All health providers are bound by terms of confidentiality, meaning they cannot talk to your parents about your medical record or your sex life.
However, if you are using your parent’s insurance plan and are concerned about how much information is available in the family, it is worth checking the insurance provider account to see what shows up on the itemized list. You can also inquire with them about the possibility of keeping information that is sensitive to you, private.
How Long Does It Take To Get Pregnant After Stopping Birth Control?
You can get pregnant as soon as you ovulate after stopping birth control. Even if you miss one pill, you are at risk of getting pregnant for the following week. Fertility studies show that around half of women who stop birth control get pregnant within the first 3 months and most women get pregnant within 12 months after discontinuing birth control .
Accessing birth control may seem a little intimidating to begin with. Online options may seem like an easier or friendlier option and have received some great reviews. However, always remember that they are not meant to replace your primary health care provider.
Ensure that you are fully informed on your choices to get the best contraceptive for you and your lifestyle. With all methods of birth control, accidents can still happen, so be flexible and ensure you know what to do in an emergency, such as the best place for you to source emergency contraception.

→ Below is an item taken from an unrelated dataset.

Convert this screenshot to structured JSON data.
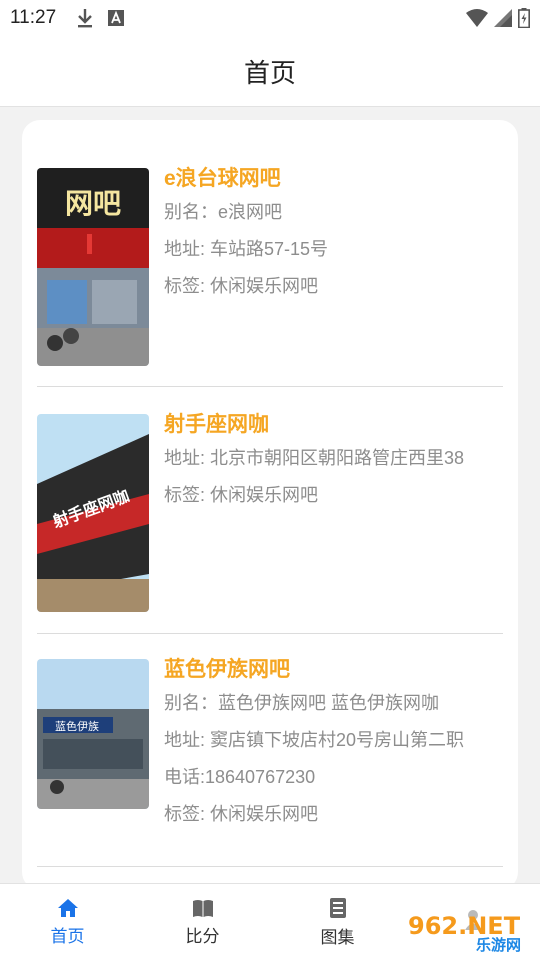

- National Research Council (US) Committee on Population. “Contraceptive Benefits and Risks.” Contraception and Reproduction: Health Consequences for Women and Children in the Developing World., U.S. National Library of Medicine, 1 Jan. 1989, www.ncbi.nlm.nih.gov/books/NBK235069/.
- Lewis, Carolin A, et al. “Effects of Hormonal Contraceptives on Mood: A Focus on Emotion Recognition and Reactivity, Reward Processing, and Stress Response.” Current Psychiatry Reports, Springer US, 7 Nov. 2019, www.ncbi.nlm.nih.gov/pmc/articles/PMC6838021/.
- Shufelt, Chrisandra L, and C Noel Bairey Merz. “Contraceptive Hormone Use and Cardiovascular Disease.” Journal of the American College of Cardiology, U.S. National Library of Medicine, 20 Jan. 2009, www.ncbi.nlm.nih.gov/pmc/articles/PMC2660203/.
- Girum, Tadele, and Abebaw Wasie. “Return of Fertility after Discontinuation of Contraception: a Systematic Review and Meta-Analysis.” Contraception and Reproductive Medicine, BioMed Central, 23 July 2018, www.ncbi.nlm.nih.gov/pmc/articles/PMC6055351/.